══ INFORMATION SHOWN

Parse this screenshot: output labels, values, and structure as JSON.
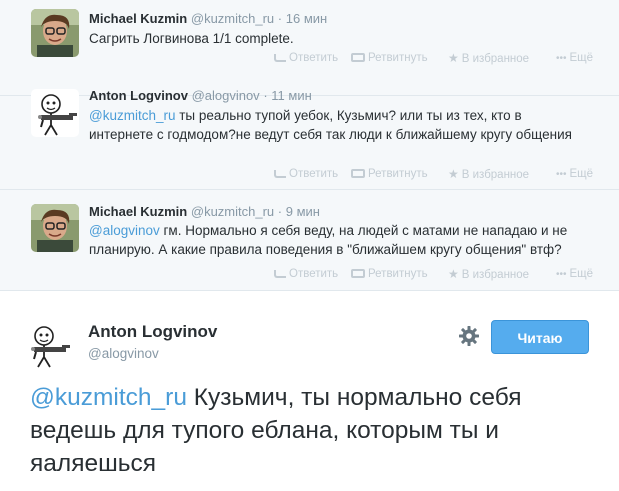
{
  "colors": {
    "link": "#4a9cd7",
    "follow_button": "#55acee",
    "thread_bg": "#f5f8fa"
  },
  "thread": [
    {
      "fullname": "Michael Kuzmin",
      "handle": "@kuzmitch_ru",
      "dot": "·",
      "time": "16 мин",
      "mention": "",
      "text": "Сагрить Логвинова 1/1 complete.",
      "avatar_icon": "michael-avatar",
      "actions": {
        "reply": "Ответить",
        "retweet": "Ретвитнуть",
        "favorite": "В избранное",
        "more": "Ещё"
      }
    },
    {
      "fullname": "Anton Logvinov",
      "handle": "@alogvinov",
      "dot": "·",
      "time": "11 мин",
      "mention": "@kuzmitch_ru",
      "text": " ты реально тупой уебок, Кузьмич? или ты из тех, кто в интернете с годмодом?не ведут себя так люди к ближайшему кругу общения",
      "avatar_icon": "anton-avatar",
      "actions": {
        "reply": "Ответить",
        "retweet": "Ретвитнуть",
        "favorite": "В избранное",
        "more": "Ещё"
      }
    },
    {
      "fullname": "Michael Kuzmin",
      "handle": "@kuzmitch_ru",
      "dot": "·",
      "time": "9 мин",
      "mention": "@alogvinov",
      "text": " гм. Нормально я себя веду, на людей с матами не нападаю и не планирую. А какие правила поведения в \"ближайшем кругу общения\" втф?",
      "avatar_icon": "michael-avatar",
      "actions": {
        "reply": "Ответить",
        "retweet": "Ретвитнуть",
        "favorite": "В избранное",
        "more": "Ещё"
      }
    }
  ],
  "main": {
    "fullname": "Anton Logvinov",
    "handle": "@alogvinov",
    "follow_label": "Читаю",
    "settings_icon": "gear-icon",
    "mention": "@kuzmitch_ru",
    "text": " Кузьмич, ты нормально себя ведешь для тупого еблана, которым ты и яаляешься"
  }
}
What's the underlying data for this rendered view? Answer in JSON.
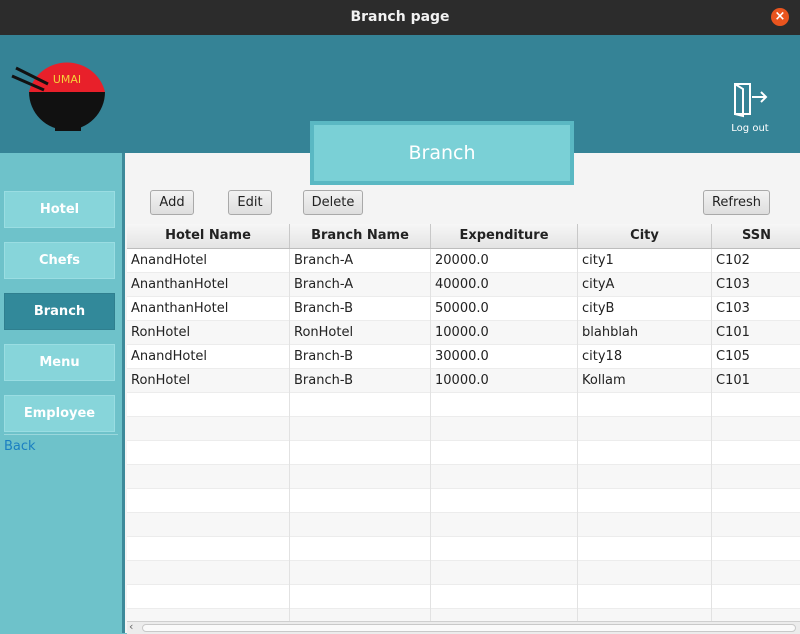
{
  "window": {
    "title": "Branch page"
  },
  "header": {
    "logo_text": "UMAI",
    "logout_label": "Log out",
    "page_tab": "Branch"
  },
  "sidebar": {
    "items": [
      {
        "label": "Hotel",
        "active": false
      },
      {
        "label": "Chefs",
        "active": false
      },
      {
        "label": "Branch",
        "active": true
      },
      {
        "label": "Menu",
        "active": false
      },
      {
        "label": "Employee",
        "active": false
      }
    ],
    "back_label": "Back"
  },
  "toolbar": {
    "add_label": "Add",
    "edit_label": "Edit",
    "delete_label": "Delete",
    "refresh_label": "Refresh"
  },
  "table": {
    "columns": [
      "Hotel Name",
      "Branch Name",
      "Expenditure",
      "City",
      "SSN"
    ],
    "rows": [
      [
        "AnandHotel",
        "Branch-A",
        "20000.0",
        "city1",
        "C102"
      ],
      [
        "AnanthanHotel",
        "Branch-A",
        "40000.0",
        "cityA",
        "C103"
      ],
      [
        "AnanthanHotel",
        "Branch-B",
        "50000.0",
        "cityB",
        "C103"
      ],
      [
        "RonHotel",
        "RonHotel",
        "10000.0",
        "blahblah",
        "C101"
      ],
      [
        "AnandHotel",
        "Branch-B",
        "30000.0",
        "city18",
        "C105"
      ],
      [
        "RonHotel",
        "Branch-B",
        "10000.0",
        "Kollam",
        "C101"
      ]
    ]
  },
  "colors": {
    "header": "#358396",
    "sidebar": "#6ec2ca",
    "active": "#32899a",
    "logo_red": "#e8202a"
  }
}
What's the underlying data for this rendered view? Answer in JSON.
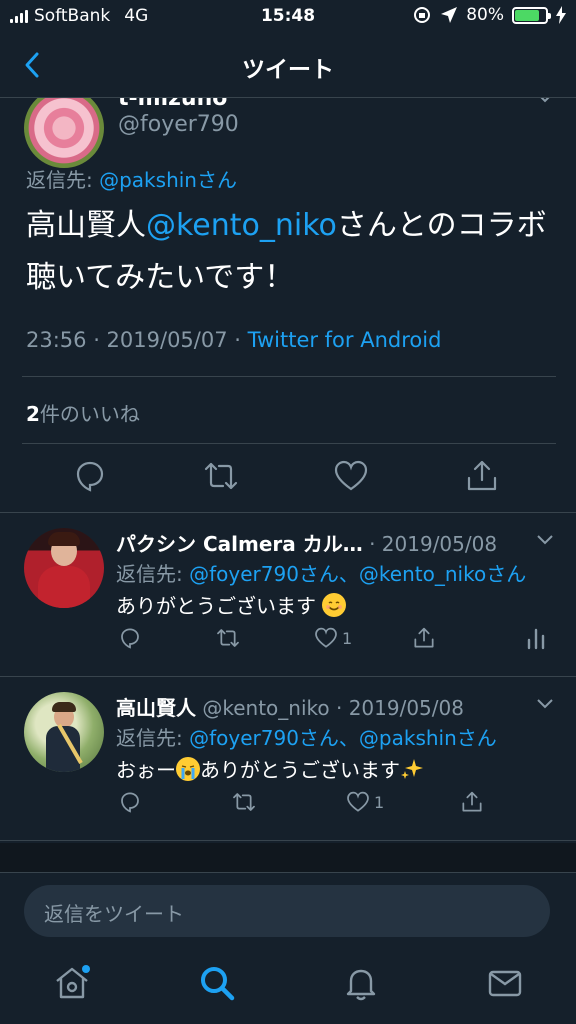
{
  "status_bar": {
    "carrier": "SoftBank",
    "network": "4G",
    "time": "15:48",
    "battery_percent": "80%",
    "battery_level": 0.8
  },
  "header": {
    "title": "ツイート"
  },
  "focal_tweet": {
    "author_name": "t-mizuho",
    "author_handle": "@foyer790",
    "reply_to_label": "返信先: ",
    "reply_to_user": "@pakshinさん",
    "body_before": "高山賢人",
    "body_mention": "@kento_niko",
    "body_after": "さんとのコラボ聴いてみたいです！",
    "time_date": "23:56 · 2019/05/07 · ",
    "client": "Twitter for Android",
    "like_count": "2",
    "like_label": "件のいいね"
  },
  "replies": [
    {
      "author_name": "パクシン Calmera カル…",
      "date": " · 2019/05/08",
      "reply_to_label": "返信先: ",
      "reply_to_users": "@foyer790さん、@kento_nikoさん",
      "text": "ありがとうございます",
      "emoji": "smiling-face",
      "like_count": "1"
    },
    {
      "author_name": "高山賢人",
      "author_handle": " @kento_niko",
      "date": " · 2019/05/08",
      "reply_to_label": "返信先: ",
      "reply_to_users": "@foyer790さん、@pakshinさん",
      "text_before": "おぉー",
      "text_after": "ありがとうございます",
      "like_count": "1"
    }
  ],
  "compose": {
    "placeholder": "返信をツイート"
  },
  "colors": {
    "background": "#15202b",
    "accent": "#1da1f2",
    "muted": "#8899a6",
    "divider": "#38444d"
  }
}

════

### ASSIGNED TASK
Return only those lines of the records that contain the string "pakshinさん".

### ANSWER SECTION
    "reply_to_user": "@pakshinさん",
      "reply_to_users": "@foyer790さん、@pakshinさん",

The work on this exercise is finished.